Home School Legal Defense Association is appealing a judge’s erroneous ruling in favor of a police officer who forcibly entered a member family’s home.

Earlier this spring, the U.S. District Court for the Western District of New York determined that Lt. Joseph Buccilli could not have known he was doing wrong because the law in question is not specific enough. We have appealed in order to show not only that the officer clearly violated the Fourth Amendment, but that he did so in a way that adds to a troubling law enforcement trend.

The case began late in 2012 when HSLDA sued on behalf of Timothy, LuAnn and Joseph (Joe) Batt. On April 17, 2012, Buccilli forced his way into the Batt home without a warrant, ostensibly to investigate a tip alleging concerns about the care of LuAnn’s elderly father.

Dodging the Constitution?

At issue in this case are so-called welfare checks, which we believe are being used by some officials to circumvent constitutional protection for private citizens to be safe and secure in their homes.

Thanks in part to advocacy by HSLDA, most social services investigators no longer contend that they are exempt from Fourth Amendment restrictions. Instead, it seems more and more caseworkers are asking police to conduct “welfare checks,” apparently under the belief that the U.S. Constitution does not require warrants for state officials who are just checking on someone’s safety.

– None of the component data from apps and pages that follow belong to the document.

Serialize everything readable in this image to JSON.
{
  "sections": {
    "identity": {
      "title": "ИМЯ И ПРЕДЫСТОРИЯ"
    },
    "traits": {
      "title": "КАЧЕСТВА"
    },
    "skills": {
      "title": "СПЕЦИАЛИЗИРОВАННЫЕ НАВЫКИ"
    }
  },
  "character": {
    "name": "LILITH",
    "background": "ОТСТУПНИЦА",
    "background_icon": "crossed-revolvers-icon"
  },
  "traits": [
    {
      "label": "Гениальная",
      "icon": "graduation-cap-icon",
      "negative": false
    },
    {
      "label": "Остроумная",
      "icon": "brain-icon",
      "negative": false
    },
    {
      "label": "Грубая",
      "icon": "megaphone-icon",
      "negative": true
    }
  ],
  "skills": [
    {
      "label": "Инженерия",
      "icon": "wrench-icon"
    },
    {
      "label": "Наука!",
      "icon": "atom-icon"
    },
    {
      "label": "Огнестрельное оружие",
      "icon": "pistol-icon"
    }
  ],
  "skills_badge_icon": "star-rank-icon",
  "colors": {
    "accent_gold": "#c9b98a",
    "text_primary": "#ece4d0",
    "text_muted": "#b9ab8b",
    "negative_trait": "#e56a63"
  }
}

And in fact, the Western District judge did determine that the officer in the Batt case does enjoy qualified immunity, without ruling on whether he violated the Constitution.

Appealing to the Law

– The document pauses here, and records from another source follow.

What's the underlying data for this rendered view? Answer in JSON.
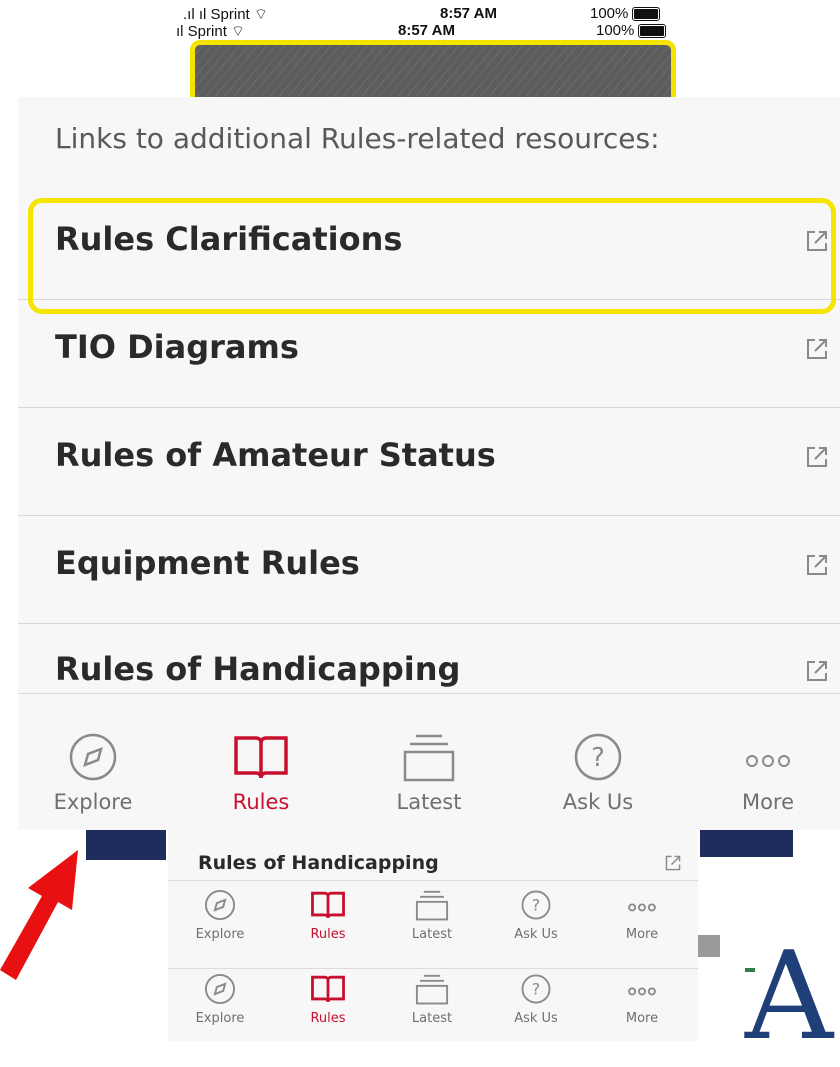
{
  "status_bar": {
    "carrier": "Sprint",
    "time": "8:57 AM",
    "battery": "100%"
  },
  "panel": {
    "intro": "Links to additional Rules-related resources:",
    "links": [
      {
        "label": "Rules Clarifications"
      },
      {
        "label": "TIO Diagrams"
      },
      {
        "label": "Rules of Amateur Status"
      },
      {
        "label": "Equipment Rules"
      },
      {
        "label": "Rules of Handicapping"
      }
    ]
  },
  "small_row": {
    "label": "Rules of Handicapping"
  },
  "tabs": [
    {
      "label": "Explore",
      "icon": "compass-icon",
      "active": false
    },
    {
      "label": "Rules",
      "icon": "book-icon",
      "active": true
    },
    {
      "label": "Latest",
      "icon": "stack-icon",
      "active": false
    },
    {
      "label": "Ask Us",
      "icon": "question-icon",
      "active": false
    },
    {
      "label": "More",
      "icon": "more-dots-icon",
      "active": false
    }
  ],
  "colors": {
    "active": "#c8102e",
    "highlight": "#f5e400",
    "arrow": "#e81010",
    "navy": "#1f2d5c"
  }
}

We contend that the judge is wrong and that the Batts’ rights were violated.

Numerous opinions in federal courts all the way up to the Supreme Court specifically declare that warrantless welfare checks in the home are subject to traditional Fourth Amendment analysis. Unless there is a clearly defined emergency, a state official simply cannot enter a home without a court order.

We intend to make this case when we file our opening brief with the U.S. Court of Appeals for the Second Circuit.

The outcome is important not just for the family’s sake, but because of the principles involved. As HSLDA has held since the time of our founding in 1983, the Fourth Amendment right of individuals to be protected in their own homes is not only a fundamental civil liberty; it complements the right of parents to direct the education of their children from the sanctuary of home.

As Michigan Supreme Court Chief Justice Thomas Cooley stated in 1868, “The maxim that ‘every man’s house is his castle’ is made a part of our constitutional law in the clauses prohibiting unreasonable searches and seizures, and has always been looked upon as of high value to the citizen.”

For more information, visit our Batt case page.